• The data:
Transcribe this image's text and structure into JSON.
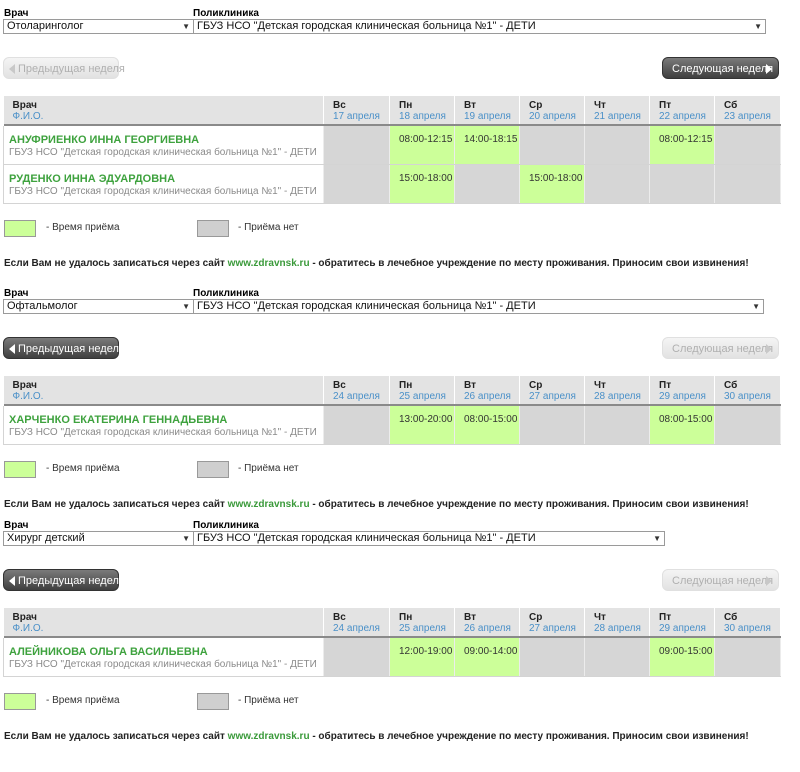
{
  "labels": {
    "doctor": "Врач",
    "clinic": "Поликлиника",
    "prev_week": "Предыдущая неделя",
    "next_week": "Следующая неделя",
    "col_doctor": "Врач",
    "col_fio": "Ф.И.О.",
    "legend_on": "- Время приёма",
    "legend_off": "- Приёма нет",
    "notice_pre": "Если Вам не удалось записаться через сайт ",
    "notice_site": "www.zdravnsk.ru",
    "notice_post": " - обратитесь в лечебное учреждение по месту проживания. Приносим свои извинения!"
  },
  "colors": {
    "reception": "#ccff99",
    "no_reception": "#d6d6d6",
    "doctor_name": "#3ea23e",
    "date_link": "#4a90c8"
  },
  "sections": [
    {
      "specialty": "Отоларинголог",
      "clinic": "ГБУЗ НСО \"Детская городская клиническая больница №1\" - ДЕТИ",
      "prev_enabled": false,
      "next_enabled": true,
      "days": [
        {
          "dow": "Вс",
          "date": "17 апреля"
        },
        {
          "dow": "Пн",
          "date": "18 апреля"
        },
        {
          "dow": "Вт",
          "date": "19 апреля"
        },
        {
          "dow": "Ср",
          "date": "20 апреля"
        },
        {
          "dow": "Чт",
          "date": "21 апреля"
        },
        {
          "dow": "Пт",
          "date": "22 апреля"
        },
        {
          "dow": "Сб",
          "date": "23 апреля"
        }
      ],
      "doctors": [
        {
          "name": "АНУФРИЕНКО ИННА ГЕОРГИЕВНА",
          "org": "ГБУЗ НСО \"Детская городская клиническая больница №1\" - ДЕТИ",
          "slots": [
            "",
            "08:00-12:15",
            "14:00-18:15",
            "",
            "",
            "08:00-12:15",
            ""
          ]
        },
        {
          "name": "РУДЕНКО ИННА ЭДУАРДОВНА",
          "org": "ГБУЗ НСО \"Детская городская клиническая больница №1\" - ДЕТИ",
          "slots": [
            "",
            "15:00-18:00",
            "",
            "15:00-18:00",
            "",
            "",
            ""
          ]
        }
      ]
    },
    {
      "specialty": "Офтальмолог",
      "clinic": "ГБУЗ НСО \"Детская городская клиническая больница №1\" - ДЕТИ",
      "prev_enabled": true,
      "next_enabled": false,
      "days": [
        {
          "dow": "Вс",
          "date": "24 апреля"
        },
        {
          "dow": "Пн",
          "date": "25 апреля"
        },
        {
          "dow": "Вт",
          "date": "26 апреля"
        },
        {
          "dow": "Ср",
          "date": "27 апреля"
        },
        {
          "dow": "Чт",
          "date": "28 апреля"
        },
        {
          "dow": "Пт",
          "date": "29 апреля"
        },
        {
          "dow": "Сб",
          "date": "30 апреля"
        }
      ],
      "doctors": [
        {
          "name": "ХАРЧЕНКО ЕКАТЕРИНА ГЕННАДЬЕВНА",
          "org": "ГБУЗ НСО \"Детская городская клиническая больница №1\" - ДЕТИ",
          "slots": [
            "",
            "13:00-20:00",
            "08:00-15:00",
            "",
            "",
            "08:00-15:00",
            ""
          ]
        }
      ]
    },
    {
      "specialty": "Хирург детский",
      "clinic": "ГБУЗ НСО \"Детская городская клиническая больница №1\" - ДЕТИ",
      "prev_enabled": true,
      "next_enabled": false,
      "days": [
        {
          "dow": "Вс",
          "date": "24 апреля"
        },
        {
          "dow": "Пн",
          "date": "25 апреля"
        },
        {
          "dow": "Вт",
          "date": "26 апреля"
        },
        {
          "dow": "Ср",
          "date": "27 апреля"
        },
        {
          "dow": "Чт",
          "date": "28 апреля"
        },
        {
          "dow": "Пт",
          "date": "29 апреля"
        },
        {
          "dow": "Сб",
          "date": "30 апреля"
        }
      ],
      "doctors": [
        {
          "name": "АЛЕЙНИКОВА ОЛЬГА ВАСИЛЬЕВНА",
          "org": "ГБУЗ НСО \"Детская городская клиническая больница №1\" - ДЕТИ",
          "slots": [
            "",
            "12:00-19:00",
            "09:00-14:00",
            "",
            "",
            "09:00-15:00",
            ""
          ]
        }
      ]
    }
  ]
}
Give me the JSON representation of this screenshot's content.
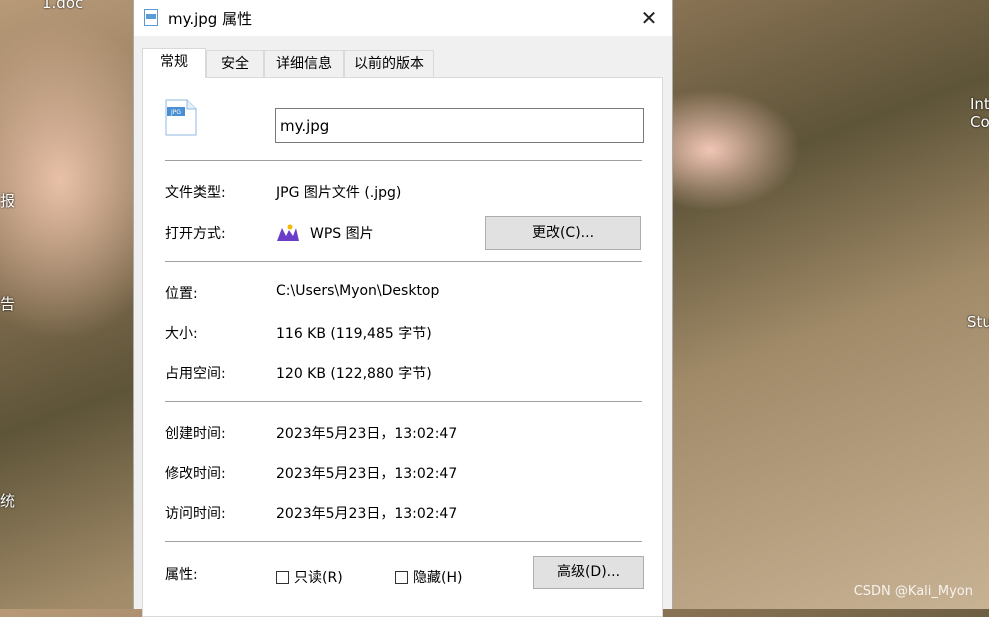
{
  "desktop": {
    "items": [
      "1.doc",
      "报",
      "告",
      "Intel Core",
      "Stu",
      "统"
    ]
  },
  "dialog": {
    "title": "my.jpg 属性",
    "tabs": [
      "常规",
      "安全",
      "详细信息",
      "以前的版本"
    ],
    "file_name": "my.jpg",
    "file_type_label": "文件类型:",
    "file_type_value": "JPG 图片文件 (.jpg)",
    "open_with_label": "打开方式:",
    "open_with_value": "WPS 图片",
    "change_button": "更改(C)...",
    "location_label": "位置:",
    "location_value": "C:\\Users\\Myon\\Desktop",
    "size_label": "大小:",
    "size_value": "116 KB (119,485 字节)",
    "size_on_disk_label": "占用空间:",
    "size_on_disk_value": "120 KB (122,880 字节)",
    "created_label": "创建时间:",
    "created_value": "2023年5月23日，13:02:47",
    "modified_label": "修改时间:",
    "modified_value": "2023年5月23日，13:02:47",
    "accessed_label": "访问时间:",
    "accessed_value": "2023年5月23日，13:02:47",
    "attributes_label": "属性:",
    "readonly_label": "只读(R)",
    "hidden_label": "隐藏(H)",
    "advanced_button": "高级(D)..."
  },
  "watermark": "CSDN @Kali_Myon",
  "colors": {
    "accent": "#5a9bd6",
    "wps": "#6a3cc8"
  }
}
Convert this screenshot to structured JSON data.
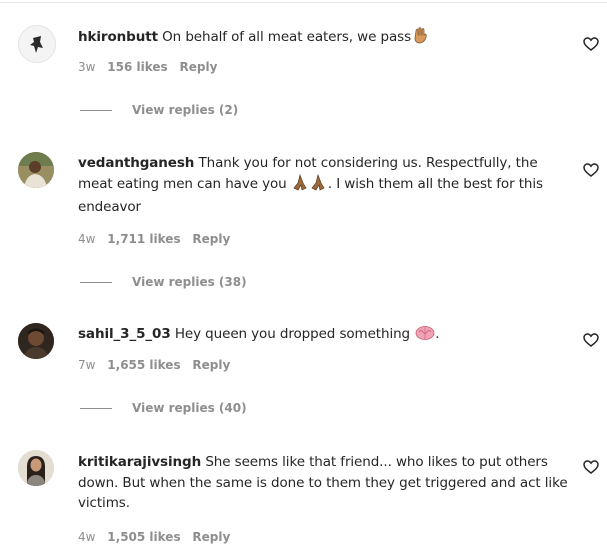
{
  "comments": [
    {
      "username": "hkironbutt",
      "text": "On behalf of all meat eaters, we pass",
      "emoji_icon": "hand-icon",
      "time": "3w",
      "likes": "156 likes",
      "reply": "Reply",
      "view_replies": "View replies (2)"
    },
    {
      "username": "vedanthganesh",
      "text": "Thank you for not considering us. Respectfully, the meat eating men can have you",
      "emoji_icon": "folded-hands-icon",
      "text_after": ". I wish them all the best for this endeavor",
      "time": "4w",
      "likes": "1,711 likes",
      "reply": "Reply",
      "view_replies": "View replies (38)"
    },
    {
      "username": "sahil_3_5_03",
      "text": "Hey queen you dropped something",
      "emoji_icon": "brain-icon",
      "text_after": ".",
      "time": "7w",
      "likes": "1,655 likes",
      "reply": "Reply",
      "view_replies": "View replies (40)"
    },
    {
      "username": "kritikarajivsingh",
      "text": "She seems like that friend... who likes to put others down. But when the same is done to them they get triggered and act like victims.",
      "time": "4w",
      "likes": "1,505 likes",
      "reply": "Reply"
    }
  ],
  "colors": {
    "text": "#262626",
    "secondary": "#8e8e8e",
    "background": "#ffffff"
  }
}
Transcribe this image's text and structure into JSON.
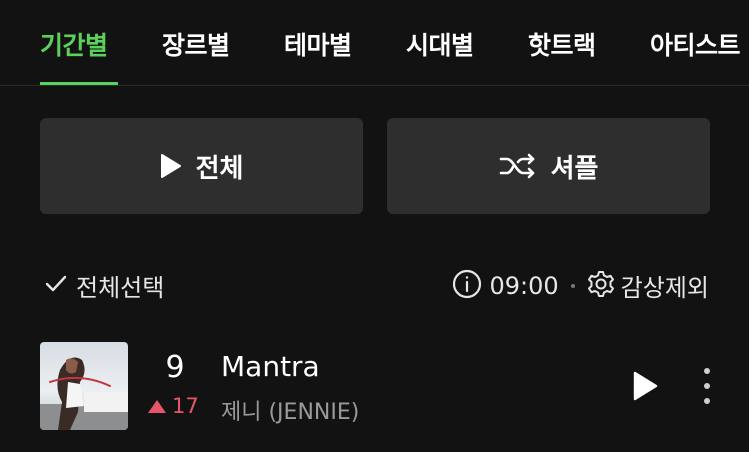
{
  "tabs": [
    {
      "label": "기간별",
      "active": true
    },
    {
      "label": "장르별",
      "active": false
    },
    {
      "label": "테마별",
      "active": false
    },
    {
      "label": "시대별",
      "active": false
    },
    {
      "label": "핫트랙",
      "active": false
    },
    {
      "label": "아티스트",
      "active": false
    }
  ],
  "actions": {
    "play_all_label": "전체",
    "shuffle_label": "셔플"
  },
  "toolbar": {
    "select_all_label": "전체선택",
    "time": "09:00",
    "exclude_label": "감상제외"
  },
  "songs": [
    {
      "rank": "9",
      "change": "17",
      "change_direction": "up",
      "title": "Mantra",
      "artist": "제니 (JENNIE)"
    }
  ],
  "colors": {
    "accent": "#5ad25a",
    "rank_up": "#e8556b",
    "background": "#121212",
    "button_bg": "#2e2e2e"
  },
  "icons": [
    "play-icon",
    "shuffle-icon",
    "check-icon",
    "info-icon",
    "gear-icon",
    "more-icon"
  ]
}
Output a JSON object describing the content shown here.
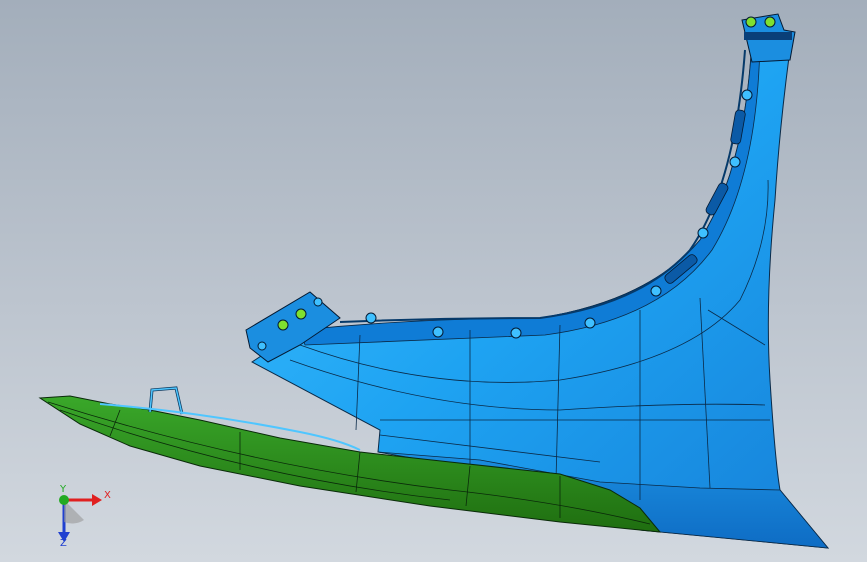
{
  "viewport": {
    "background_top": "#a3aebb",
    "background_bottom": "#d2d8df"
  },
  "model": {
    "parts": [
      {
        "name": "fender-panel",
        "color": "#1ea3f2"
      },
      {
        "name": "lower-trim",
        "color": "#2c8a14"
      }
    ],
    "edge_color": "#0a2a48"
  },
  "triad": {
    "x_label": "X",
    "y_label": "Y",
    "z_label": "Z",
    "x_color": "#e02020",
    "y_color": "#22aa22",
    "z_color": "#2040d0"
  }
}
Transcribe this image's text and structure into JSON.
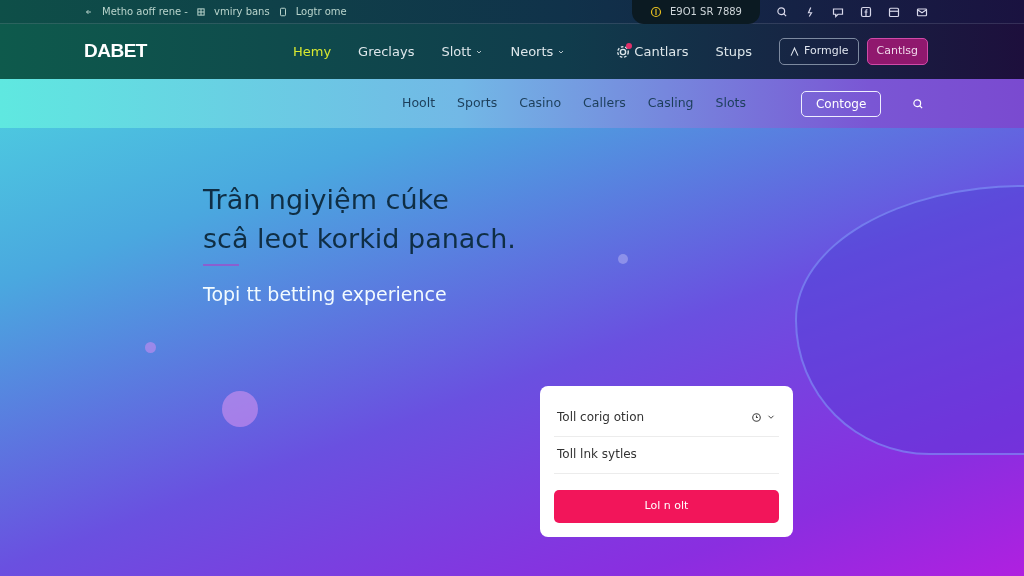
{
  "top_bar": {
    "items": [
      {
        "kind": "arrow",
        "text": "Metho aoff rene -"
      },
      {
        "kind": "grid",
        "text": "vmiry bans"
      },
      {
        "kind": "phone",
        "text": "Logtr ome"
      }
    ],
    "phone": "E9O1 SR 7889",
    "socials": [
      {
        "kind": "search"
      },
      {
        "kind": "bolt"
      },
      {
        "kind": "chat"
      },
      {
        "kind": "facebook"
      },
      {
        "kind": "calendar"
      },
      {
        "kind": "mail"
      }
    ]
  },
  "navbar": {
    "logo": "DABET",
    "links": [
      {
        "label": "Hemy",
        "selected": true,
        "dropdown": false,
        "badge": false
      },
      {
        "label": "Greclays",
        "selected": false,
        "dropdown": false,
        "badge": false
      },
      {
        "label": "Slott",
        "selected": false,
        "dropdown": true,
        "badge": false
      },
      {
        "label": "Neorts",
        "selected": false,
        "dropdown": true,
        "badge": false
      },
      {
        "label": "Cantlars",
        "selected": false,
        "dropdown": false,
        "badge": true
      },
      {
        "label": "Stups",
        "selected": false,
        "dropdown": false,
        "badge": false
      }
    ],
    "login_button": "Formgle",
    "register_button": "Cantlsg"
  },
  "subnav": {
    "links": [
      "Hoolt",
      "Sports",
      "Casino",
      "Callers",
      "Casling",
      "Slots"
    ],
    "button": "Contoge"
  },
  "hero": {
    "title_lines": [
      "Trân ngiyiệm cúke",
      "scâ leot korkid panach."
    ],
    "subtitle": "Topi tt betting experience"
  },
  "form": {
    "select": "Toll corig otion",
    "field": "Toll lnk sytles",
    "button": "Lol n olt"
  }
}
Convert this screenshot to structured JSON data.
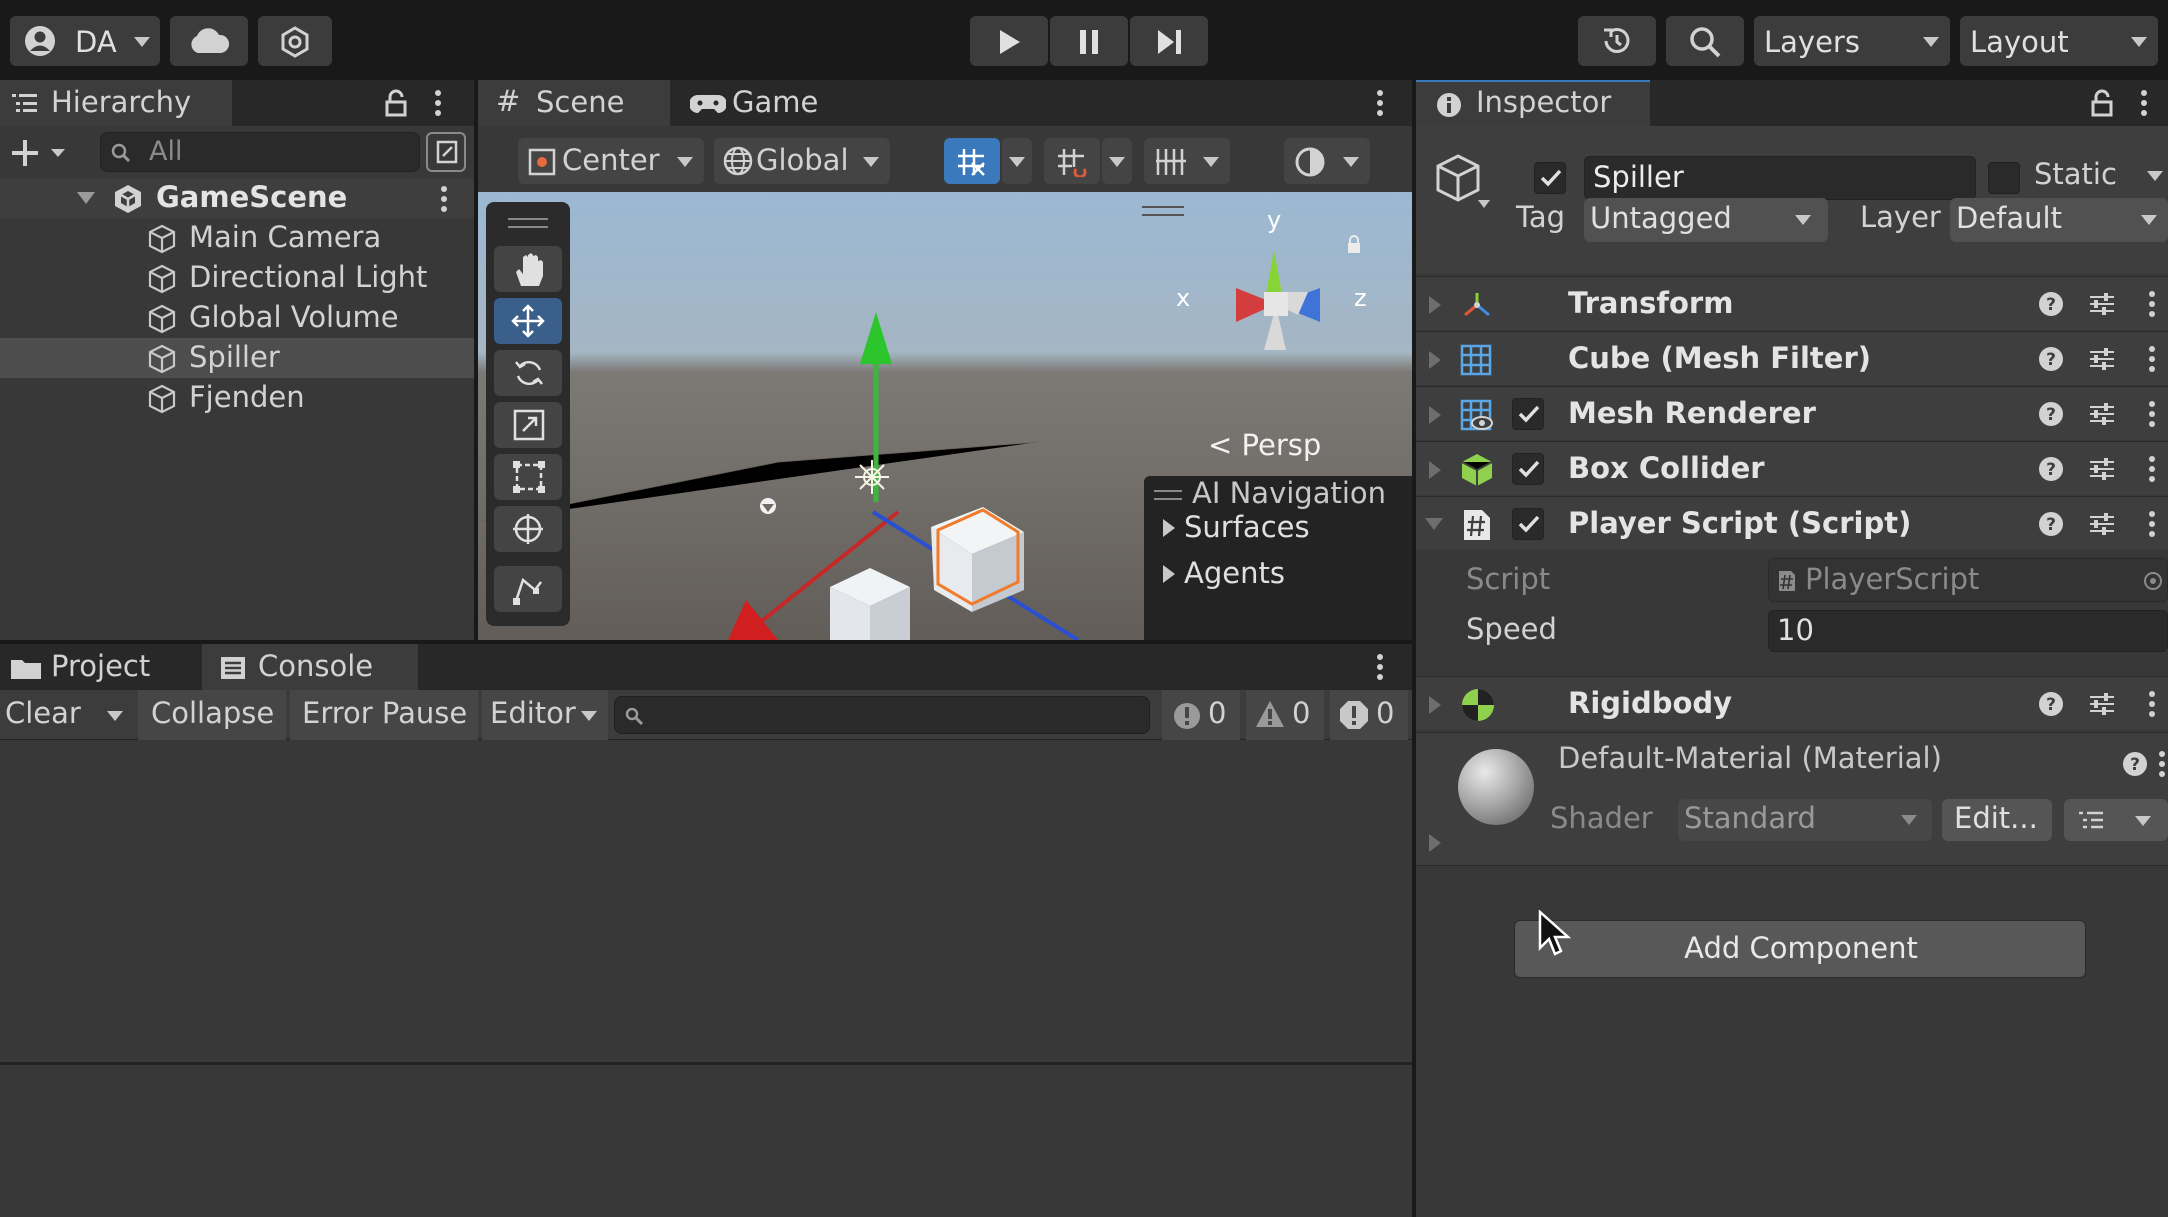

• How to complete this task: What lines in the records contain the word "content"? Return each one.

• Your solution:
Give me the JSON representation of this screenshot's content.
Output a JSON object describing the content shown here.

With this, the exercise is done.